Summary: Sweet potatoes are rich in carotenoids, pigmented substances that include vitamin A, lutein, and beta-carotene. These micronutrients have been shown to have anti-cancer activity in addition to other health benefits. In a population based study published in the International Journal of Cancer, researchers compared the diets of a large group of women who developed breast cancer against those who did not. They found that premenopausal women who consumed high amounts of sweet potatoes and other fruits and vegetables rich in carotenoids had a significantly lower incidence of breast cancer compared with those who consumed the least. These findings are consistent with other observational studies and suggest that high consumption of carotenoids may reduce the risk of breast cancer among premenopausal women.
Some studies have found a lower incidence of breast cancer among women who consume high amounts of fruits and vegetables rich in carotenoids, which include vitamin A, beta-carotene and lutein, among other nutrients. Carotenoids are present in copious amounts in yellow and orange fruits and vegetables and in dark green leafy vegetables, and are responsible for their vibrant coloring. Experimental studies suggest that carotenoids may suppress the development of cancer in several ways. Certain carotenoids have been shown to inhibit cell proliferation and also angiogenesis, the growth of tumor blood vessels. Dietary carotenoids have also been shown to suppress the stimulating effects of estrogen on breast cancer cell proliferation.
A study published in the International Journal of Cancer recently examined the relationship between carotenoid intake and breast cancer risk. The study, called the Collaborative Breast Cancer Study (CBCS), compared the dietary and lifestyle habits of 5,707 women who developed invasive breast cancer against 6,389 women who did not. The women, who were between the ages of 20 and 69, answered detailed questions about their levels of consumption of carotenoid-rich foods in the preceding five years. Foods high in carotenoids included sweet potatoes, spinach, tomato sauce, orange juice, carrots, green beans, and a number of cruciferous vegetables, such as cauliflower, Brussels sprouts and broccoli. The carotenoid content of each food was estimated from a cooperative database of the U.S. Department of Agriculture-National Cancer Institute.
Among the findings, premenopausal women who consumed two or more servings per day of carotenoid-rich fruits and vegetables had a significantly lower risk for invasive breast cancer than women who consumed fewer than four servings per week. Specifically, high intake of beta-carotene and vitamin A was associated with an almost 20% reduced incidence of breast cancer. Women who smoked had an even greater risk reduction—more than 20% for some carotenoids. In contrast, no benefit from vegetable-derived carotenoids was observed for postmenopausal women.

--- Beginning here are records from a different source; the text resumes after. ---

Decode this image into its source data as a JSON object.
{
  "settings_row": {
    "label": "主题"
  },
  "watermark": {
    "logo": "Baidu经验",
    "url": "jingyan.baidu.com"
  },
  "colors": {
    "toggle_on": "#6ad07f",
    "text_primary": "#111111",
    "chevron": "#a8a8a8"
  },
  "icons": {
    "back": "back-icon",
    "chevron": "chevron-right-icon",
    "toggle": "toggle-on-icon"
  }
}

The results of this case-control study are consistent with some, but not all, previous case-control and cohort studies showing a decreased risk of premenopausal breast cancer with increased intake of vitamin and beta-carotene. It is unclear why this benefit does not extend to postmenopausal women, but it may be related to the ability of carotenoids to interfere with estrogen-dependent tumor growth.
A couple of limitations are worth noting. The study did not collect information on preparation and cooking methods, which can influence carotenoid levels in foods. It also lacked information on beta-carotene and vitamin A intake from nutritional supplements. Nonetheless, this study adds more evidence that carotenoids obtained from fruits and vegetables may lower the risk of breast cancer among younger women.
By Roderick Smith, M.S.
Mignone LI, et al. Int J Cancer 2009;124:2929-2937.